Climate model simulations have to be validated by past observations from the real atmosphere. Within MiKlip Module E, MOSQUITO aims to validate MiKlip global and regional hind-casts from MODULEs A to D by comparing simulated and observed profiles of the essential climate variables (ECVs) temperature, relative humidity, wind, and ozone throughout the free atmosphere, from the low troposphere up to the mid-stratosphere. MOSQUITO will use routine meteorological radiosonde and ozonesonde data from a set of German, European and world-wide stations. Contrary to many satellite measurements, profiles from balloon sondes have quite good height resolution. On decadal time-scales, however, radiosonde changes can affect long-term data consistency (Seidel et al., 2004, Free et al. 2005, Haimberger et al., 2008; Steinbrecht et al., 2008, Miloshevich et al., 2009, Sun et al. 2010). In MOSQUITO we will collect radiosonde data, screen for quality, correct for sonde-changes, and use the resulting improved data sets for MiKlip model validation.

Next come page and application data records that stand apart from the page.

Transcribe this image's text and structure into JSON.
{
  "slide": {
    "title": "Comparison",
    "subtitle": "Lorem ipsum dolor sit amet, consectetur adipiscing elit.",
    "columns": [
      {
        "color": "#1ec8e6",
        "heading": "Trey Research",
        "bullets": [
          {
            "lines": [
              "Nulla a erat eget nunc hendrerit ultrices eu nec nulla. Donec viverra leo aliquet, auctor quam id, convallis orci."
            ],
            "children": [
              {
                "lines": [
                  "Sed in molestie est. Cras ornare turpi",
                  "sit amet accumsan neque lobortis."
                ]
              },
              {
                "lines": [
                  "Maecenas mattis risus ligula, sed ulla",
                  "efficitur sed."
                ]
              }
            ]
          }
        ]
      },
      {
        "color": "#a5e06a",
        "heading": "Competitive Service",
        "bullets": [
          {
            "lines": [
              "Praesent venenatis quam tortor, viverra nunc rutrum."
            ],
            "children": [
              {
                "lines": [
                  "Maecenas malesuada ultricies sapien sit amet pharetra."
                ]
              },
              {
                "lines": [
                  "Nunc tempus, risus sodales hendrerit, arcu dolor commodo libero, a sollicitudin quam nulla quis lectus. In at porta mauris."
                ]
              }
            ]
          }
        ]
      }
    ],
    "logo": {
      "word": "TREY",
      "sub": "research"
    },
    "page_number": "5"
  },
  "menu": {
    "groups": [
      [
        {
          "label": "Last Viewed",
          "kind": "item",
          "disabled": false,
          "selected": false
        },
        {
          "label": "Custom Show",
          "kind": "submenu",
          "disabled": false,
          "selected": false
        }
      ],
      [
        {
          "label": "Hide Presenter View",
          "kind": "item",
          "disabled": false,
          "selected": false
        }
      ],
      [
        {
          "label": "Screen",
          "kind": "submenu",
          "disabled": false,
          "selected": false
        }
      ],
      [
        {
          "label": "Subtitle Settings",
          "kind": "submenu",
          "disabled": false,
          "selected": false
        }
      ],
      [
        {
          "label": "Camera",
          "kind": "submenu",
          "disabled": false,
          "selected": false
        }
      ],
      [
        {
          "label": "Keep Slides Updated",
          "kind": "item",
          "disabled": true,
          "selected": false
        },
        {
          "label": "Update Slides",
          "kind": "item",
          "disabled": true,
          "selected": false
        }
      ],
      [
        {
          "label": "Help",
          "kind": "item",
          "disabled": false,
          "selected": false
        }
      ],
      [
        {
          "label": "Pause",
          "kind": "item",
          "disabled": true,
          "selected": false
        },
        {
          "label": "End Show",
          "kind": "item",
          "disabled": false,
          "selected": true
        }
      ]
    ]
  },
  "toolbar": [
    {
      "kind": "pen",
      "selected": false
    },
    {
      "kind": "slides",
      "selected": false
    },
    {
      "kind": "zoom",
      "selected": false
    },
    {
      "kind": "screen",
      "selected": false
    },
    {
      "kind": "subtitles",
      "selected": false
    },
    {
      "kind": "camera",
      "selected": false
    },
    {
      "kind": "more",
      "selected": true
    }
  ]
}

Time series of radiosonde data allow climate change and variability investigations, e.g. looking at atmospheric circulation patterns, teleconnections, and stratosphere-troposphere connections. These modes are potentially important for long-range weather forecasts and mid-range climate prediction (Thompson and Wallace, 2001; Baldwin and Dunkerton, 2001). In the troposphere, the El-Nino/ Southern Oscillation phenomenon (ENSO) is a major player (Latif, 2006). In the stratosphere, longer-term variations on decadal, inter-annual and weekly to monthly time-scales are well known. They can be attributed to the 11-year solar cycle, to the quasi-biennial oscillation of equatorial winds (QBO), and to vacillations in the strength of the polar winter vortices (van Loon and Labitzke, 1988; Steinbrecht et al., 2006). Radio- and ozonesonde data contain substantial information about these modes of variability, and within MOSQUITO we want to explore this.